Edgar Wright’s finale to the Cornetto Trilogy’s The World’s End is finally upon us and it’s a suitably poetic and conclusive last call for Simon Pegg and Nick Frost’s “man-child” dynamic duo.

At the end of high school a quintet of friends attempt an epic pub crawl around their town. Twelve pubs, twelve pints culminating at the final stop – The World’s End. The night was an intoxicated, messy failure. Twenty years later a frustrated Gary (Pegg), yearning to recapture past glory, reunites Oliver (Martin Freeman), Andy (Frost), Peter (Eddie Marsan) and Steven (Paddy Considine) to cathartically put it right.

After Shaun of the Dead and Hot Fuzz you definitely expect that The World’s End is going to be fun, but what’s more pronounced than ever is the existential heart beating at the centre of the flick. Wright and Pegg explore the literal and metaphorical end of the world is nigh and it’s that dreaded milestone of forty (the end of the world that their younger selves likely perceived) is upon the characters.

While the rest of the group, particularly Andy (Frost) have all grown up. Gary’s arrested development whilst fun in comparison to his stuffy counterparts, is bordering on nee occupying ‘sad.” However, Gary’s nihilism and almost Young Ones-esque anarchistic attitude does seem more alive than the drab, slave like nine-to-five, suburban husbandry of his life long pals. With the exception of Steven (Considine), they’re all stuck in ruts professionally or emotionally. The harsh truth that youth, once burning bright like phosphorous can be steadily smothered by adulthood is the sombre reality.

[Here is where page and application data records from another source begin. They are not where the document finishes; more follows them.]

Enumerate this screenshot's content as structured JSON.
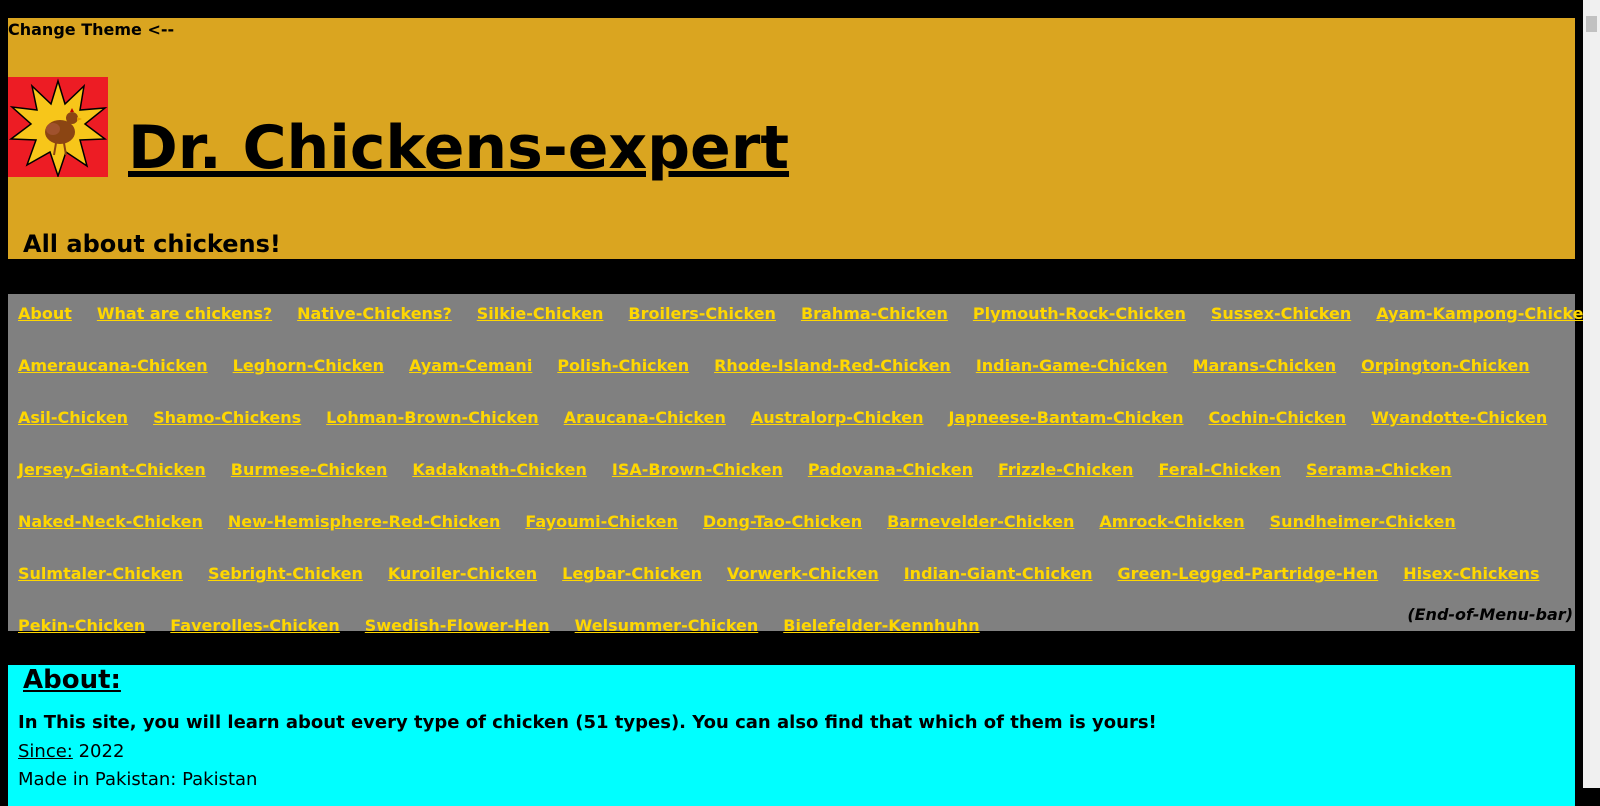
{
  "header": {
    "theme_toggle": "Change Theme <--",
    "title": "Dr. Chickens-expert",
    "tagline": "All about chickens!"
  },
  "menu": {
    "rows": [
      [
        "About",
        "What are chickens?",
        "Native-Chickens?",
        "Silkie-Chicken",
        "Broilers-Chicken",
        "Brahma-Chicken",
        "Plymouth-Rock-Chicken",
        "Sussex-Chicken",
        "Ayam-Kampong-Chicken"
      ],
      [
        "Ameraucana-Chicken",
        "Leghorn-Chicken",
        "Ayam-Cemani",
        "Polish-Chicken",
        "Rhode-Island-Red-Chicken",
        "Indian-Game-Chicken",
        "Marans-Chicken",
        "Orpington-Chicken"
      ],
      [
        "Asil-Chicken",
        "Shamo-Chickens",
        "Lohman-Brown-Chicken",
        "Araucana-Chicken",
        "Australorp-Chicken",
        "Japneese-Bantam-Chicken",
        "Cochin-Chicken",
        "Wyandotte-Chicken"
      ],
      [
        "Jersey-Giant-Chicken",
        "Burmese-Chicken",
        "Kadaknath-Chicken",
        "ISA-Brown-Chicken",
        "Padovana-Chicken",
        "Frizzle-Chicken",
        "Feral-Chicken",
        "Serama-Chicken"
      ],
      [
        "Naked-Neck-Chicken",
        "New-Hemisphere-Red-Chicken",
        "Fayoumi-Chicken",
        "Dong-Tao-Chicken",
        "Barnevelder-Chicken",
        "Amrock-Chicken",
        "Sundheimer-Chicken"
      ],
      [
        "Sulmtaler-Chicken",
        "Sebright-Chicken",
        "Kuroiler-Chicken",
        "Legbar-Chicken",
        "Vorwerk-Chicken",
        "Indian-Giant-Chicken",
        "Green-Legged-Partridge-Hen",
        "Hisex-Chickens"
      ],
      [
        "Pekin-Chicken",
        "Faverolles-Chicken",
        "Swedish-Flower-Hen",
        "Welsummer-Chicken",
        "Bielefelder-Kennhuhn"
      ]
    ],
    "end_marker": "(End-of-Menu-bar)"
  },
  "about": {
    "heading": "About:",
    "description": "In This site, you will learn about every type of chicken (51 types). You can also find that which of them is yours!",
    "since_label": "Since:",
    "since_value": " 2022",
    "made_in": "Made in Pakistan: Pakistan"
  },
  "colors": {
    "header_bg": "#DAA520",
    "menu_bg": "#808080",
    "menu_link": "#FFD700",
    "about_bg": "#00FFFF",
    "logo_bg": "#ED1C24",
    "logo_burst": "#F7C61A"
  },
  "icons": {
    "logo": "chicken-starburst-logo"
  }
}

That’s not to say that The World’s End is devoid of Wright and Pegg’s trademark “funny”. The bedrock of your home town changing without out you is the relatable gateway into the genre sandbox of some kind of alien invasion which turns this quaint village of eccentrics into a hive of oddity. The action sequences are nothing short of awesome.

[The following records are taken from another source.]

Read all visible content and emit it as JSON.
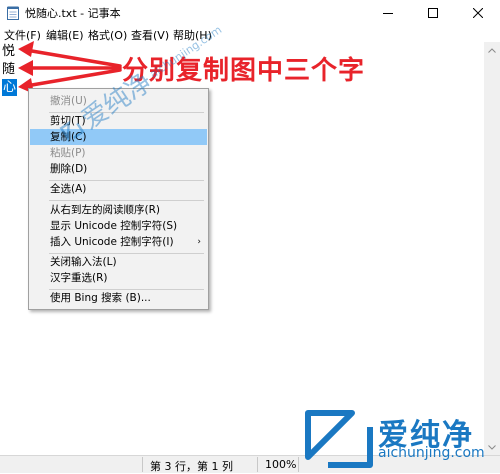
{
  "window": {
    "title": "悦随心.txt - 记事本"
  },
  "menubar": {
    "items": [
      {
        "label": "文件(F)"
      },
      {
        "label": "编辑(E)"
      },
      {
        "label": "格式(O)"
      },
      {
        "label": "查看(V)"
      },
      {
        "label": "帮助(H)"
      }
    ]
  },
  "editor": {
    "lines": [
      "悦",
      "随",
      "心"
    ],
    "selected_line": 3
  },
  "annotation": {
    "text": "分别复制图中三个字",
    "color": "#e8232a"
  },
  "context_menu": {
    "items": [
      {
        "label": "撤消(U)",
        "disabled": true
      },
      {
        "label": "剪切(T)"
      },
      {
        "label": "复制(C)",
        "highlighted": true
      },
      {
        "label": "粘贴(P)",
        "disabled": true
      },
      {
        "label": "删除(D)"
      },
      {
        "label": "全选(A)"
      },
      {
        "label": "从右到左的阅读顺序(R)"
      },
      {
        "label": "显示 Unicode 控制字符(S)"
      },
      {
        "label": "插入 Unicode 控制字符(I)",
        "submenu": true
      },
      {
        "label": "关闭输入法(L)"
      },
      {
        "label": "汉字重选(R)"
      },
      {
        "label": "使用 Bing 搜索 (B)..."
      }
    ]
  },
  "statusbar": {
    "position": "第 3 行，第 1 列",
    "zoom": "100%"
  },
  "watermark": {
    "brand": "爱纯净",
    "url": "aichunjing.com"
  },
  "colors": {
    "selection": "#0078d7",
    "menu_highlight": "#91c9f7",
    "watermark": "#1a78c2"
  }
}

With Jackie Chan’s former fight choreographer Brad Allen conducting the chaos there’s cheer inducing use of the environment to dispatch with their antagonists. Bar stools, tables, hand dryers, everything is a weapon. And like Scott Pilgrim, Wright infuses a Loony Tunes level of humour in every fracas. It was a huge highlight seeing Gary (Pegg) refusing to let go of a pint whilst ducking and weaving through the blows of multiple attackers; and Andy (Frost) hulks out like a champion while simultaneously berating Gary for landing them in this mess.

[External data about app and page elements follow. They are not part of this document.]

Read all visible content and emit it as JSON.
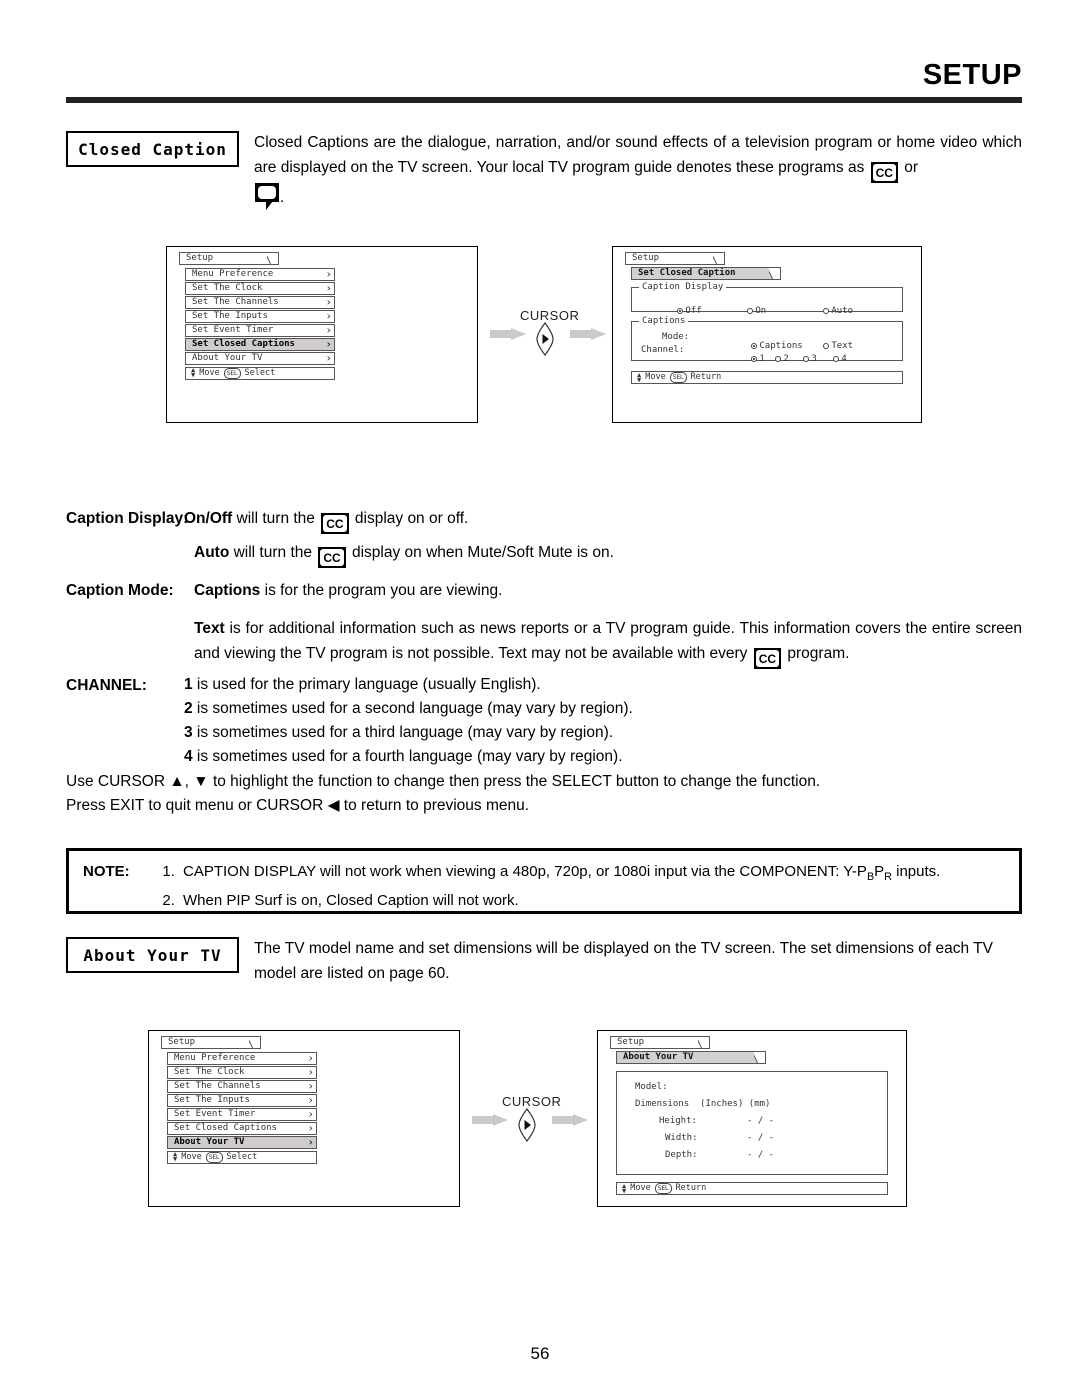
{
  "header": {
    "title": "SETUP"
  },
  "page_number": "56",
  "sections": {
    "closed_caption": {
      "label": "Closed Caption",
      "intro_part1": "Closed Captions are the dialogue, narration, and/or sound effects of a television program or home video which are displayed on the TV screen.  Your local TV program guide denotes these programs as ",
      "cc_icon_text": "CC",
      "intro_or": " or",
      "intro_period": "."
    },
    "about_your_tv": {
      "label": "About Your TV",
      "text": "The TV model name and set dimensions will be displayed on the TV screen.  The set dimensions of each TV model are listed on page 60."
    }
  },
  "definitions": {
    "caption_display": {
      "term": "Caption Display:",
      "bold_lead": "On/Off",
      "text_after": " will turn the ",
      "text_end": " display on or off."
    },
    "auto": {
      "bold_lead": "Auto",
      "text_after": " will turn the ",
      "text_end": " display on when Mute/Soft Mute is on."
    },
    "caption_mode": {
      "term": "Caption Mode:",
      "bold_lead": "Captions",
      "text_after": " is for the program you are viewing."
    },
    "text_mode": {
      "bold_lead": "Text",
      "text_after": " is for additional information such as news reports or a TV program guide.  This information covers the entire screen and viewing the TV program is not possible.  Text may not be available with every ",
      "text_end": " program."
    },
    "channel": {
      "term": "CHANNEL:",
      "lines": [
        {
          "num": "1",
          "text": " is used for the primary language (usually English)."
        },
        {
          "num": "2",
          "text": " is sometimes used for a second language (may vary by region)."
        },
        {
          "num": "3",
          "text": " is sometimes used for a third language (may vary by region)."
        },
        {
          "num": "4",
          "text": " is sometimes used for a fourth language (may vary by region)."
        }
      ]
    }
  },
  "instructions": {
    "line1": "Use CURSOR ▲, ▼ to highlight the function to change then press the SELECT button to change the function.",
    "line2_pre": "Press EXIT to quit menu or CURSOR ",
    "line2_arrow": "◀",
    "line2_post": " to return to previous menu."
  },
  "note": {
    "label": "NOTE:",
    "item1_pre": "CAPTION DISPLAY will not work when viewing a 480p, 720p, or 1080i input via the COMPONENT: Y-P",
    "item1_sub1": "B",
    "item1_mid": "P",
    "item1_sub2": "R",
    "item1_post": " inputs.",
    "item2": "When PIP Surf is on, Closed Caption will not work."
  },
  "cursor": {
    "label": "CURSOR"
  },
  "osd": {
    "setup_menu_1": {
      "tab": "Setup",
      "items": [
        {
          "label": "Menu Preference",
          "selected": false
        },
        {
          "label": "Set The Clock",
          "selected": false
        },
        {
          "label": "Set The Channels",
          "selected": false
        },
        {
          "label": "Set The Inputs",
          "selected": false
        },
        {
          "label": "Set Event Timer",
          "selected": false
        },
        {
          "label": "Set Closed Captions",
          "selected": true
        },
        {
          "label": "About Your TV",
          "selected": false
        }
      ],
      "footer_move": "Move",
      "footer_key": "SEL",
      "footer_action": "Select"
    },
    "setup_menu_2": {
      "tab": "Setup",
      "items": [
        {
          "label": "Menu Preference",
          "selected": false
        },
        {
          "label": "Set The Clock",
          "selected": false
        },
        {
          "label": "Set The Channels",
          "selected": false
        },
        {
          "label": "Set The Inputs",
          "selected": false
        },
        {
          "label": "Set Event Timer",
          "selected": false
        },
        {
          "label": "Set Closed Captions",
          "selected": false
        },
        {
          "label": "About Your TV",
          "selected": true
        }
      ],
      "footer_move": "Move",
      "footer_key": "SEL",
      "footer_action": "Select"
    },
    "closed_caption_panel": {
      "tab": "Setup",
      "subtab": "Set Closed Caption",
      "group1_legend": "Caption Display",
      "group1_options": [
        {
          "label": "Off",
          "selected": true
        },
        {
          "label": "On",
          "selected": false
        },
        {
          "label": "Auto",
          "selected": false
        }
      ],
      "group2_legend": "Captions",
      "mode_label": "Mode:",
      "mode_options": [
        {
          "label": "Captions",
          "selected": true
        },
        {
          "label": "Text",
          "selected": false
        }
      ],
      "channel_label": "Channel:",
      "channel_options": [
        {
          "label": "1",
          "selected": true
        },
        {
          "label": "2",
          "selected": false
        },
        {
          "label": "3",
          "selected": false
        },
        {
          "label": "4",
          "selected": false
        }
      ],
      "footer_move": "Move",
      "footer_key": "SEL",
      "footer_action": "Return"
    },
    "about_tv_panel": {
      "tab": "Setup",
      "subtab": "About Your TV",
      "model_label": "Model:",
      "dimensions_label": "Dimensions  (Inches) (mm)",
      "rows": [
        {
          "label": "Height:",
          "value": "- / -"
        },
        {
          "label": "Width:",
          "value": "- / -"
        },
        {
          "label": "Depth:",
          "value": "- / -"
        }
      ],
      "footer_move": "Move",
      "footer_key": "SEL",
      "footer_action": "Return"
    }
  }
}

The more belligerent that Pegg, Frost and co. get along this journey the more hilarious they become. Chameleon Marsan shines as once bullied wallflower, now hen-pecked car salesman getting a necessary dose of drunken courage. And it’s Pegg and Frost’s rich and authentic performances, balancing the farcical and the heartfelt perfectly that anchor the film. Gary is easily just dismissed as frustrating until Pegg gives him a pretty profound alternate dimension. Whilst Frost’s stoicism as Andy is broken down with a barrage of shots (liquor), untameable empathy and an appetite for destruction.

The World’s End does something pretty special; it poetically captures the angst that fuelled their earlier collaborations (Spaced, Shaun of the Dead, Hot Fuzz) but doesn’t doom the boys to a life in Neverland. To paraphrase the iconic Winston Churchill, Wright’s The World’s End mantra feels like: if you’re growing through hell, keep growing.